1. To put an end to forcibly; subdue: suppress a rebellion. See Usage Note at repress.
2. To curtail or prohibit the activities of: suppress dissident groups.
3. To keep from being revealed, published, or circulated: suppress evidence; suppress a film.
a. To deliberately exclude (unacceptable desires or thoughts) from the mind.
b. To inhibit the expression of: suppress anger; suppress a smile.
a. To restrain the growth, activity, or release of: suppress a virus; suppress a hemorrhage.
b. To inhibit the expression of (a gene): suppress a mutation.

[Middle English suppressen, from Latin supprimere, suppress- : sub-, sub- + premere, to press; see per- in Indo-European roots.]

sup·press′ant n.
sup·press′i·ble adj.
American Heritage® Dictionary of the English Language, Fifth Edition. Copyright © 2016 by Houghton Mifflin Harcourt Publishing Company. Published by Houghton Mifflin Harcourt Publishing Company. All rights reserved.
ThesaurusAntonymsRelated WordsSynonymsLegend:
Adj.1.suppressed - kept from public knowledge by various means;
publicised, publicized - made known; especially made widely known
2.suppressed - manifesting or subjected to suppression; "a suppressed press"
silenced - reduced to silence; "the silenced crowd waited expectantly"
3.suppressed - held in check with difficulty; "a smothered cough"; "a stifled yawn"; "a strangled scream"; "suppressed laughter"
inhibited - held back or restrained or prevented; "in certain conditions previously inhibited conditioned reactions can reappear"
Based on WordNet 3.0, Farlex clipart collection. © 2003-2012 Princeton University, Farlex Inc.
References in classic literature ?
Here one of the guinea-pigs cheered, and was immediately suppressed by the officers of the court.
`I've so often read in the newspapers, at the end of trials, "There was some attempts at applause, which was immediately suppressed by the officers of the court," and I never understood what it meant till now.'
Two Greek papers and one French one were suppressed here within a few days of each other.
Papers are suppressed there every day, and spring up the next day under a new name.
She turned away from him and glanced at her younger brother, who was screwing up his eyes and shaking with suppressed laughter, and unable to control herself any longer, she jumped up and rushed from the room as fast as her nimble little feet would carry her.
At first it was suppressed by one of the Plantagenet kings of England.
You know you suppressed the deed and kept the money.'
The earliest version of "Tamerlane" was included in the suppressed volume of 1827, but differs very considerably from the poem as now published.
Sometimes the look was like suppressed anger, sometimes like suppressed dread, sometimes like neither--like nothing, in short, which I could understand.
When father became convinced that the book had actually been suppressed, he tried to get the fact into the newspapers; but his communications were ignored.

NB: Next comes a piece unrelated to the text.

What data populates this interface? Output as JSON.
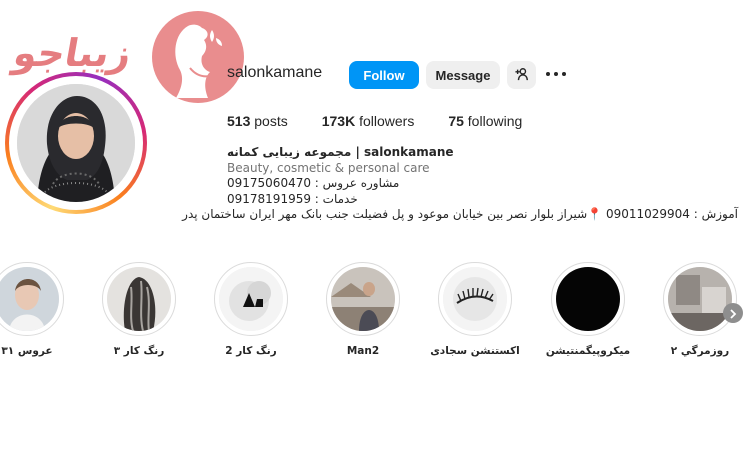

A glass of water, however, restored her, and then this outpouring of an exhausted nature was suppressed. I was completed!

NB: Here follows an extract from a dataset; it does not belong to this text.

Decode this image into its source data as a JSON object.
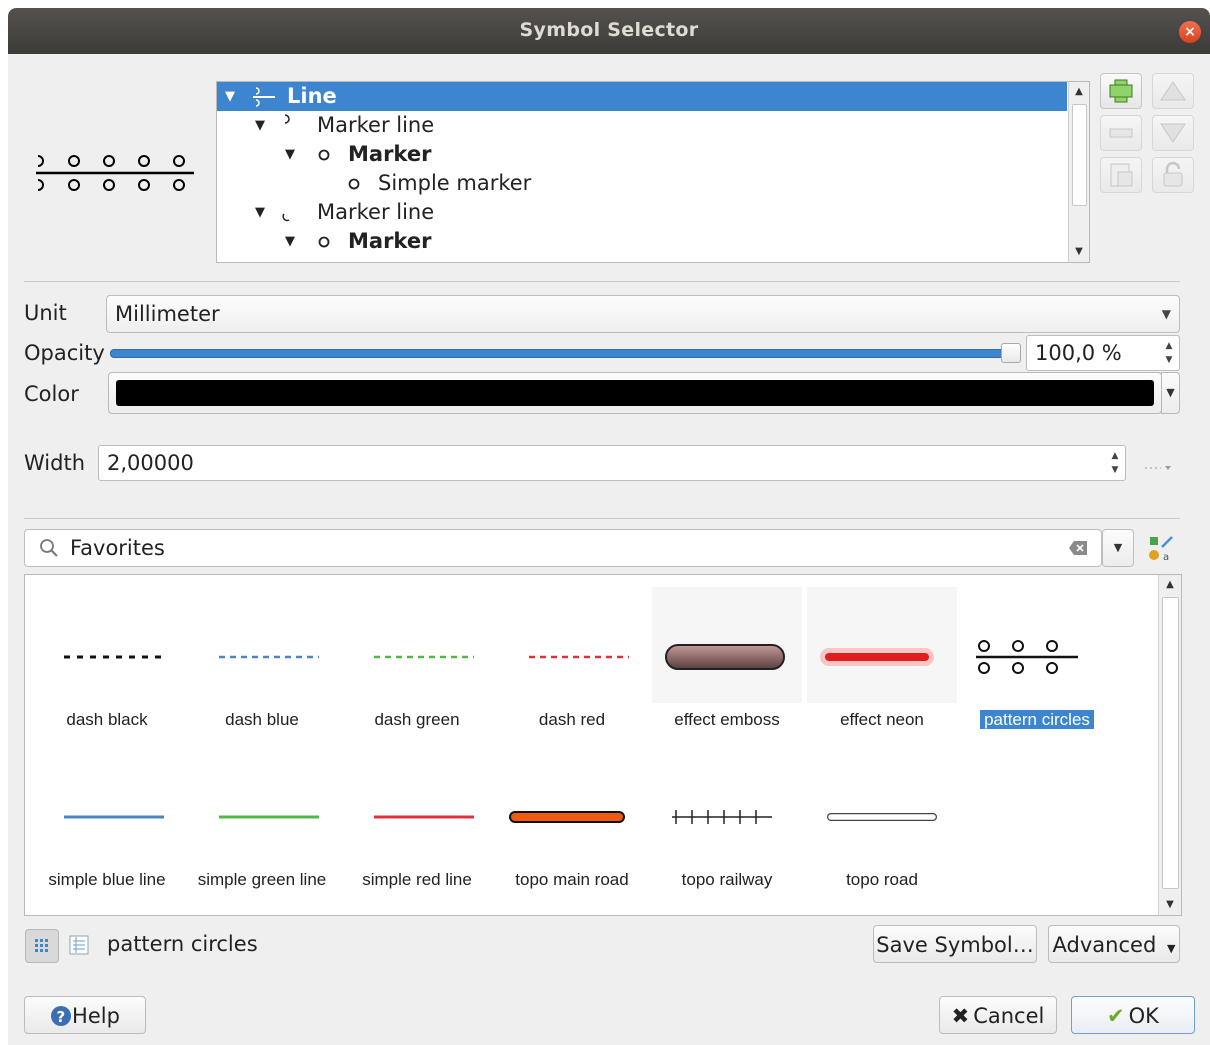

Suppressed rage was in his rigidly set eyes, suppressed rage was in his trembling hand as he raised it emphatically while he spoke his next words.